He also explored how to create natural language processing models to learn different orders in which to generate sentences, which is a new idea for the field called “non-monotonic generation.” “People write texts in certain orders. English and Chinese speakers write from left to right, but this order may not be ideal for machines. What if they write better from the middle or in some arbitrary order? We should explore these possibilities to keep improving text generation,” he said.
A Marathoner and a Podcaster
Beyond his research, Welleck found time to pursue hobbies as a marathon runner and podcaster. “I went running every morning. That was one thing that kept me grounded whether I was in Shanghai or New York. I really miss the time I ran along the Huangpu River and enjoyed the beautiful city view,” said Welleck, who also participated in several marathons in Japan during his years living in Shanghai.
Welleck also launched a podcast last June called The Thesis Review, conversations with machine learning researchers about their PhD theses, and how their research has evolved since.
Some of the machine learning researchers Sean interviewed for his podcast.

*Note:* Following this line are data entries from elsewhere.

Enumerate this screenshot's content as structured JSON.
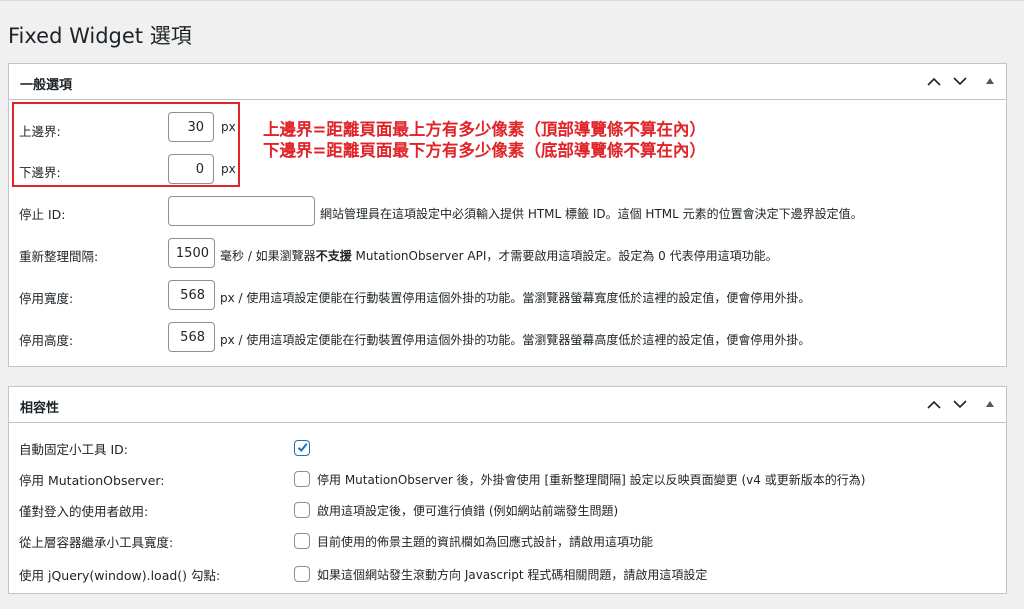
{
  "page": {
    "title": "Fixed Widget 選項"
  },
  "general": {
    "title": "一般選項",
    "margin_top": {
      "label": "上邊界:",
      "value": "30",
      "unit": "px"
    },
    "margin_bottom": {
      "label": "下邊界:",
      "value": "0",
      "unit": "px"
    },
    "stop_id": {
      "label": "停止 ID:",
      "value": "",
      "desc": "網站管理員在這項設定中必須輸入提供 HTML 標籤 ID。這個 HTML 元素的位置會決定下邊界設定值。"
    },
    "refresh_interval": {
      "label": "重新整理間隔:",
      "value": "1500",
      "desc_pre": "毫秒 / 如果瀏覽器",
      "desc_bold": "不支援",
      "desc_post": " MutationObserver API，才需要啟用這項設定。設定為 0 代表停用這項功能。"
    },
    "disable_width": {
      "label": "停用寬度:",
      "value": "568",
      "desc": "px / 使用這項設定便能在行動裝置停用這個外掛的功能。當瀏覽器螢幕寬度低於這裡的設定值，便會停用外掛。"
    },
    "disable_height": {
      "label": "停用高度:",
      "value": "568",
      "desc": "px / 使用這項設定便能在行動裝置停用這個外掛的功能。當瀏覽器螢幕高度低於這裡的設定值，便會停用外掛。"
    }
  },
  "annotation": {
    "line1": "上邊界=距離頁面最上方有多少像素（頂部導覽條不算在內）",
    "line2": "下邊界=距離頁面最下方有多少像素（底部導覽條不算在內）",
    "color": "#e0242a"
  },
  "compat": {
    "title": "相容性",
    "rows": [
      {
        "label": "自動固定小工具 ID:",
        "checked": true,
        "desc": ""
      },
      {
        "label": "停用 MutationObserver:",
        "checked": false,
        "desc": "停用 MutationObserver 後，外掛會使用 [重新整理間隔] 設定以反映頁面變更 (v4 或更新版本的行為)"
      },
      {
        "label": "僅對登入的使用者啟用:",
        "checked": false,
        "desc": "啟用這項設定後，便可進行偵錯 (例如網站前端發生問題)"
      },
      {
        "label": "從上層容器繼承小工具寬度:",
        "checked": false,
        "desc": "目前使用的佈景主題的資訊欄如為回應式設計，請啟用這項功能"
      },
      {
        "label": "使用 jQuery(window).load() 勾點:",
        "checked": false,
        "desc": "如果這個網站發生滾動方向 Javascript 程式碼相關問題，請啟用這項設定"
      }
    ]
  },
  "colors": {
    "accent": "#2271b1",
    "border": "#c3c4c7",
    "background": "#f0f0f1"
  },
  "icons": {
    "move_up": "chevron-up-icon",
    "move_down": "chevron-down-icon",
    "toggle": "triangle-up-icon"
  }
}
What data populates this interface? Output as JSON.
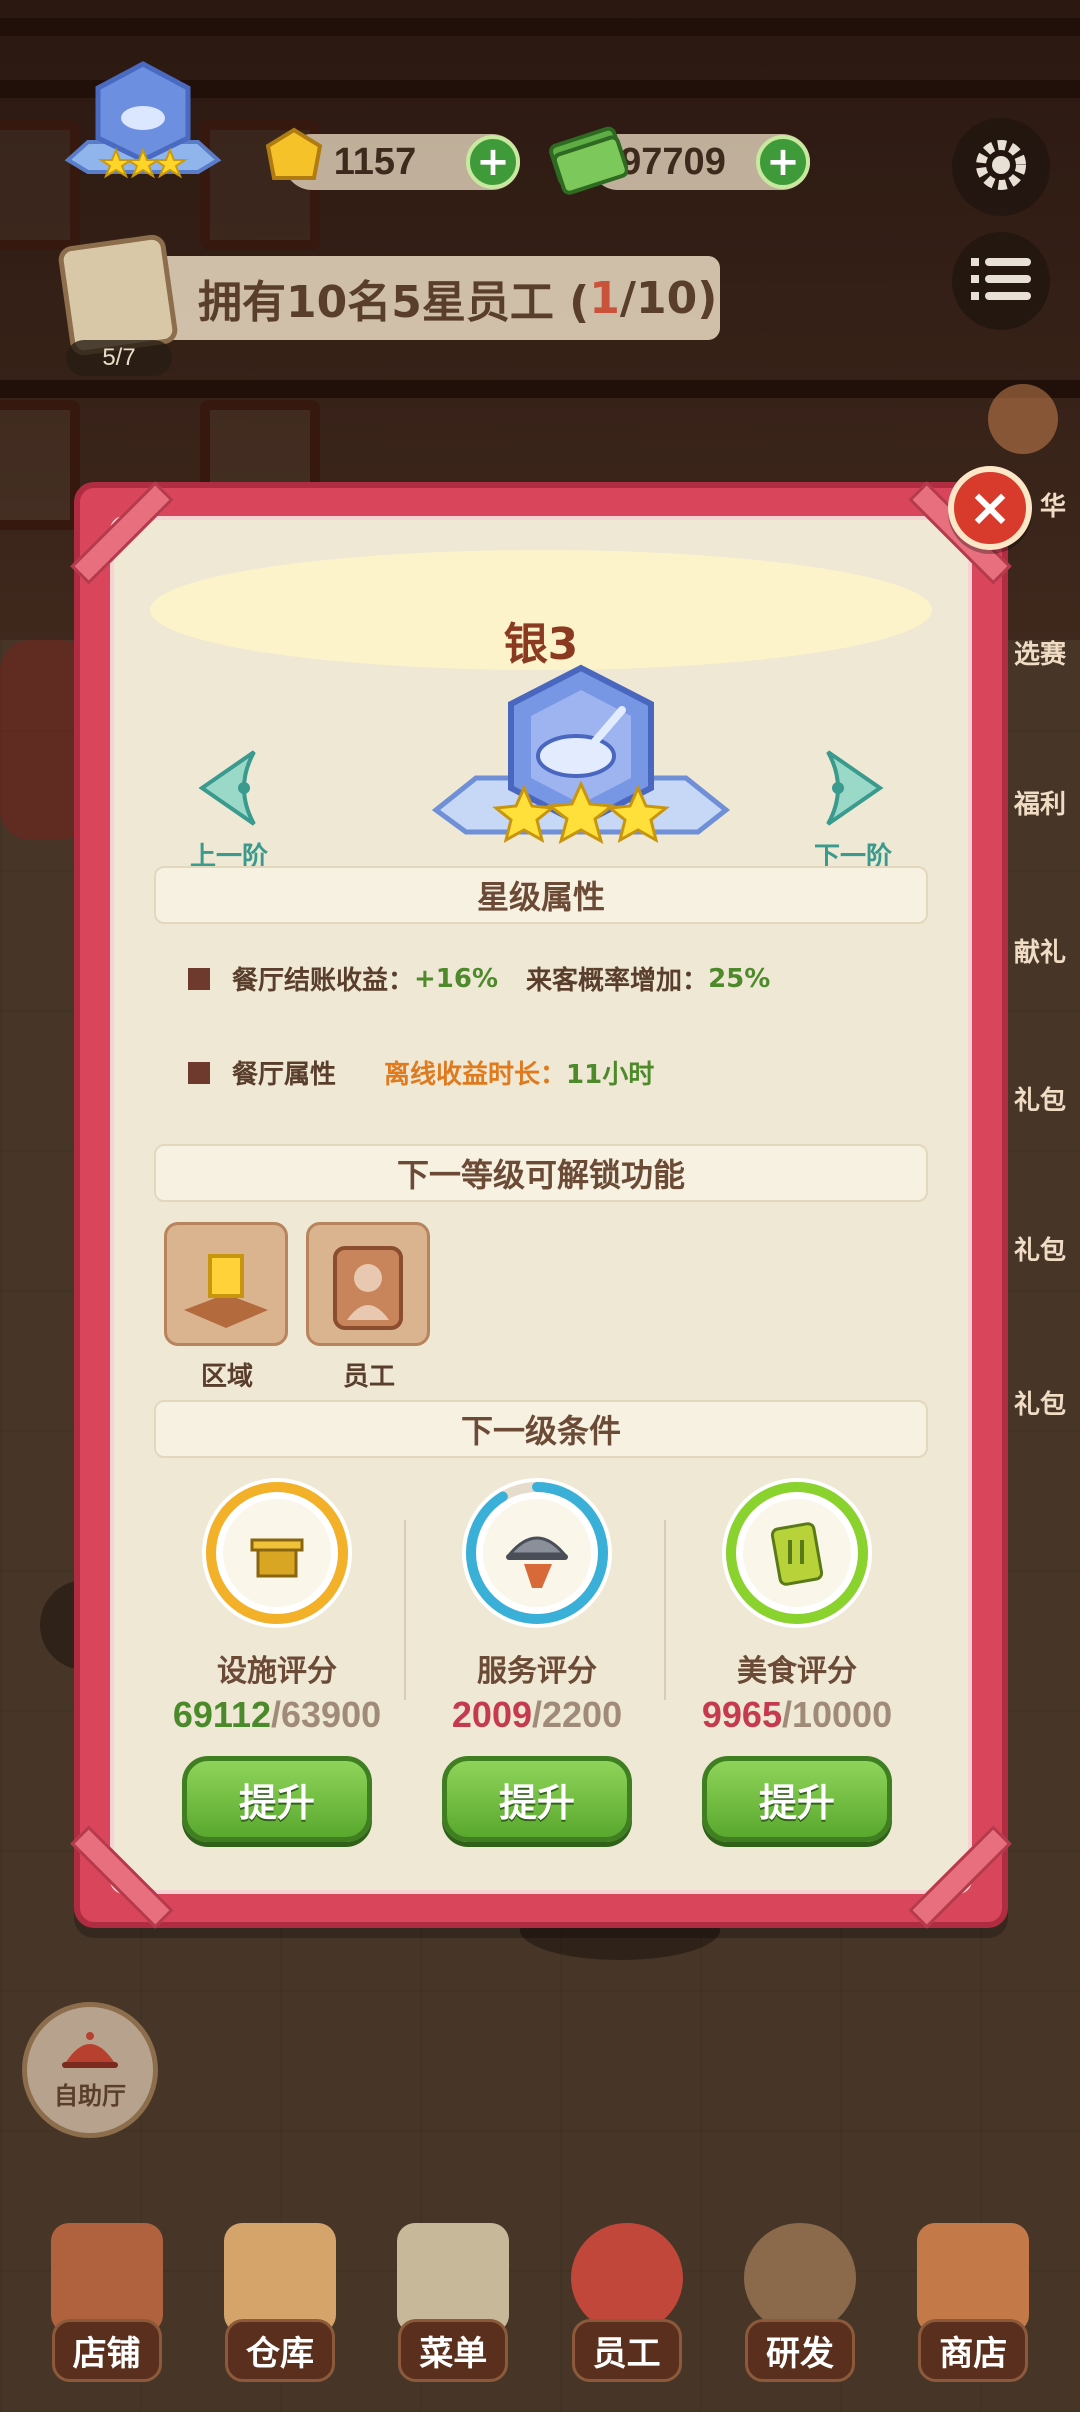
{
  "hud": {
    "gold_value": "1157",
    "cash_value": "97709",
    "plus": "+",
    "task_text": "拥有10名5星员工 (",
    "task_progress_current": "1",
    "task_progress_rest": "/10)",
    "task_count": "5/7",
    "side_labels": [
      "华",
      "选赛",
      "福利",
      "献礼",
      "礼包",
      "礼包",
      "礼包"
    ]
  },
  "modal": {
    "close": "×",
    "rank_title": "银3",
    "prev_label": "上一阶",
    "next_label": "下一阶",
    "star_section": "星级属性",
    "attr1_name": "餐厅结账收益：",
    "attr1_value": "+16%",
    "attr1_name2": "来客概率增加：",
    "attr1_value2": "25%",
    "attr2_name": "餐厅属性",
    "attr2_label": "离线收益时长：",
    "attr2_value": "11小时",
    "unlock_section": "下一等级可解锁功能",
    "unlocks": [
      {
        "label": "区域",
        "icon": "zone-icon"
      },
      {
        "label": "员工",
        "icon": "staff-icon"
      }
    ],
    "cond_section": "下一级条件",
    "conditions": [
      {
        "name": "设施评分",
        "current": "69112",
        "target": "/63900",
        "icon": "facility-icon",
        "ring": "#f3b12a",
        "progress": 1.0
      },
      {
        "name": "服务评分",
        "current": "2009",
        "target": "/2200",
        "icon": "service-icon",
        "ring": "#3ab0d8",
        "progress": 0.913
      },
      {
        "name": "美食评分",
        "current": "9965",
        "target": "/10000",
        "icon": "food-icon",
        "ring": "#8ad22e",
        "progress": 0.9965
      }
    ],
    "upgrade_label": "提升"
  },
  "buffet_label": "自助厅",
  "nav": [
    "店铺",
    "仓库",
    "菜单",
    "员工",
    "研发",
    "商店"
  ],
  "colors": {
    "modal_red": "#d9455a",
    "button_green": "#5aa82e",
    "accent_teal": "#3a9a8e"
  }
}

Next month, Welleck will begin a postdoc at the University of Washington, where he will continue his research in machine learning.